To-let sign already up on the Albion Street store in Leeds (just round the corner from the Headrow store, naturally). I get the feeling that was already there, but damn that's harsh.
Went to spend the point on my Game card, and despite checking both stores, the stock available was that shit that I literally had difficulty choosing a game FOR FREE.
Grainger Games (springing up round here) might have disorganised walls of new/preowned games, but at least they're games and not keyrings, and they don't cost the Earth. CeX opposite on the Headrow also seems to be doing a roaring trade, and long may they continue.
Re: Same sentiment here
Judging by the downvotes, it apparently is bad. Phht, hypocrites. Everyone's willing to rail on a company when they're doing alright, for being overpriced, bullying suppliers, having terrible stock and generally acting like arseholes, but when they go down the pan everyone runs straight for that moral high ground as fast as possible.
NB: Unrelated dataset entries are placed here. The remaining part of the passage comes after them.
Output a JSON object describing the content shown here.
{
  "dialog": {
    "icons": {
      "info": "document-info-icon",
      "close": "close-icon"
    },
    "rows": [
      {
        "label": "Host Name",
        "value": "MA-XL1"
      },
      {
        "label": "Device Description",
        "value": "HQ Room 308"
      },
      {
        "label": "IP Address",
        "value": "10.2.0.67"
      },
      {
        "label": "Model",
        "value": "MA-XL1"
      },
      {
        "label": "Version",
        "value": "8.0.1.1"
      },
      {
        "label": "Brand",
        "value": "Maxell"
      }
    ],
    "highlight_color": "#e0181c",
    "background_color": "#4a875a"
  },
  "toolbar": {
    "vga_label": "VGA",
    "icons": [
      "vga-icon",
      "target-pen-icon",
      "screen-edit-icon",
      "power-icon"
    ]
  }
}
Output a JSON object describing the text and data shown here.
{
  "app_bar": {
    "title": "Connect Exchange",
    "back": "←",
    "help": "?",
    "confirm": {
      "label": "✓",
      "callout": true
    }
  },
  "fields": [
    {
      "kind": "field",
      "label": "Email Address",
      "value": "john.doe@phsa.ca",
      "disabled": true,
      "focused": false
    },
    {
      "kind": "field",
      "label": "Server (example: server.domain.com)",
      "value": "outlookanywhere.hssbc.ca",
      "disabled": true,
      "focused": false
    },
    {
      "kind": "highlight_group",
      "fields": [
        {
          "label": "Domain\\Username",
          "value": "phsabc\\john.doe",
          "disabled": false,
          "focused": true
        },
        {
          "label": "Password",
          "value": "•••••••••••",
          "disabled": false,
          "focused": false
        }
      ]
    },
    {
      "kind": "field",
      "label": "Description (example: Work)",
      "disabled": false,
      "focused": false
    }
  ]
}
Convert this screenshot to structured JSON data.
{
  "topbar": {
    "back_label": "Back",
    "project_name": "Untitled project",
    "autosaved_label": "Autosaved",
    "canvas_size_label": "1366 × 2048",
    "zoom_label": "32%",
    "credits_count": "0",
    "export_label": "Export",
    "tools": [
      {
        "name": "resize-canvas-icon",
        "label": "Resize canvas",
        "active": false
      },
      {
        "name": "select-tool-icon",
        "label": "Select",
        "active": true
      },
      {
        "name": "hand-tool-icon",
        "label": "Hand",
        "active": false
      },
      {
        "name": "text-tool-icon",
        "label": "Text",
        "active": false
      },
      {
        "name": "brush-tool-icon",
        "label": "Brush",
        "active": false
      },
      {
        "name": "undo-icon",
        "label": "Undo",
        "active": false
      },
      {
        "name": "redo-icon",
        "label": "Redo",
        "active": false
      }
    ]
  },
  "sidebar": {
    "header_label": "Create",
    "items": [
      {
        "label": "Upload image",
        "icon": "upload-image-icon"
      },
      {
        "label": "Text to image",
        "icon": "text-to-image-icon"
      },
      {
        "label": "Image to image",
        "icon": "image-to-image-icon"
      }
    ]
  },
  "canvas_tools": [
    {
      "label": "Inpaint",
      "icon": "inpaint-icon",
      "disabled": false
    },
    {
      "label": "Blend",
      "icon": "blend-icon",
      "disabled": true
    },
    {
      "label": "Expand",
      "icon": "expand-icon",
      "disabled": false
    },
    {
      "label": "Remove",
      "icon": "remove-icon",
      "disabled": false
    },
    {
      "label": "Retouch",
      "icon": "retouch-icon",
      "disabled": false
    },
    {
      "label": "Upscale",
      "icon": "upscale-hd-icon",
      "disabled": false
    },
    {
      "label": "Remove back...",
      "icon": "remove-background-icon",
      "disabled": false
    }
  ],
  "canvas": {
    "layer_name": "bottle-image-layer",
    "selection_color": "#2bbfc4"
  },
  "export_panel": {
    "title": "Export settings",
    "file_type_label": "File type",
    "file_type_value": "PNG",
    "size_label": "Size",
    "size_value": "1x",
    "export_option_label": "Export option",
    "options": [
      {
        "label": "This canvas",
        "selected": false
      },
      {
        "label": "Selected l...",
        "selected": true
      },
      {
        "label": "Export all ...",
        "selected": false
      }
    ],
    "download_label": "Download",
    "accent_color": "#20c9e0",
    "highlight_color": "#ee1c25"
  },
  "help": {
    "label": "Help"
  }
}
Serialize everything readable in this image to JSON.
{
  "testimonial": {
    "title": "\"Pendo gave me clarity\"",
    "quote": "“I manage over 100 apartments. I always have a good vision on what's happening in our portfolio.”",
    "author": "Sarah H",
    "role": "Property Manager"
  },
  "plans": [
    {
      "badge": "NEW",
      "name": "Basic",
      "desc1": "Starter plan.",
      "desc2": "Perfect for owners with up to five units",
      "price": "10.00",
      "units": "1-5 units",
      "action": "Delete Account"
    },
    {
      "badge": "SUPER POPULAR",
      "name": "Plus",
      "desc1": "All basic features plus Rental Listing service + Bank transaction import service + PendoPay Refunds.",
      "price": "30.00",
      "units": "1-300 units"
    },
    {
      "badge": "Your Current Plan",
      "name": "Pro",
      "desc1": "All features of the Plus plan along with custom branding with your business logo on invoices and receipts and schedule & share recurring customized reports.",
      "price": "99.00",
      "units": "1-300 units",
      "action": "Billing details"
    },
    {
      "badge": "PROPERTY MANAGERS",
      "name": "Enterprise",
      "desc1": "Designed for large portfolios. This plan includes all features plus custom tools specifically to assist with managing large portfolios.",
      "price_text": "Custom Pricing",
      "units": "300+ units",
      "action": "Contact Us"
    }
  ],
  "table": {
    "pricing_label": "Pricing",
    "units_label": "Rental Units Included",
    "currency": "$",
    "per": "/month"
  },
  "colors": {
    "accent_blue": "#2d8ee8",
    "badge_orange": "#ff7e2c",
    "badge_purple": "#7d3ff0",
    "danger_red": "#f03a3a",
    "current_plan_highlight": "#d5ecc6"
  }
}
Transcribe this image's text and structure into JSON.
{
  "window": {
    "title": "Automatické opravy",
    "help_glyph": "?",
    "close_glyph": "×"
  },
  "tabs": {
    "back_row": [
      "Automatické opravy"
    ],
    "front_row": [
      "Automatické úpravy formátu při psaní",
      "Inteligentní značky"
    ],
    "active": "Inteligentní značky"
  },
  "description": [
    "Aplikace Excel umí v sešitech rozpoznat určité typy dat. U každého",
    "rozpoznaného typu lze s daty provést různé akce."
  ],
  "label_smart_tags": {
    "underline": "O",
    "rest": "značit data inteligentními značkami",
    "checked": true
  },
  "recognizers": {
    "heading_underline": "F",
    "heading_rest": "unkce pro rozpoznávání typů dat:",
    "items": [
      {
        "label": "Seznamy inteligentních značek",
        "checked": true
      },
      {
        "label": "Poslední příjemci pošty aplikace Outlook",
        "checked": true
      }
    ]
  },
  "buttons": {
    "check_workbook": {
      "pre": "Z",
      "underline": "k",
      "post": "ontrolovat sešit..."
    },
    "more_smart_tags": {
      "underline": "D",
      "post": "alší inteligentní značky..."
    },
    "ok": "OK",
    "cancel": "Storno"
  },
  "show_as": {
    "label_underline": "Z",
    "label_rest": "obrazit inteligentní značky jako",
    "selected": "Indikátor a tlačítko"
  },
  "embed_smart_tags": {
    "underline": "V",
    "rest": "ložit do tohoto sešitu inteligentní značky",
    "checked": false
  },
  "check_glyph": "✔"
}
Game took out Gamestation and EB. Good riddance.
Is it wrong that I'm actually kinda happy about this? Not for the people working there (several of which are friends of mine, incidentally*) but because it brings a smile to my face to see a greedy, often reviled company go arse-over-apex.
*Here's hoping for their sake that the Dewsbury store gets saved.
@Sean Timarco Baggaley
Cheap laptops? The laptop that currently attempts to burn my nuts off every time I ask it to do something more intensive than pick its nose is a MacBook Pro. Might be because the cooling/ventilation through a thin slit in the monitor hinge is a bloody stupid idea done so their machine stays pretty, I dunno. Either way, there's a reason the cat takes every available opportunity to sit on it.
Dunno. Tripwire aren't the biggest company on Earth - maybe they can't get an Unreal 3 licence yet. Both their current big games are still Unreal 2 based. It would be nice to see them move to U3, as it's a rather good engine.
The real question is, can they come up with enemies more infuriating than crawlers and husks?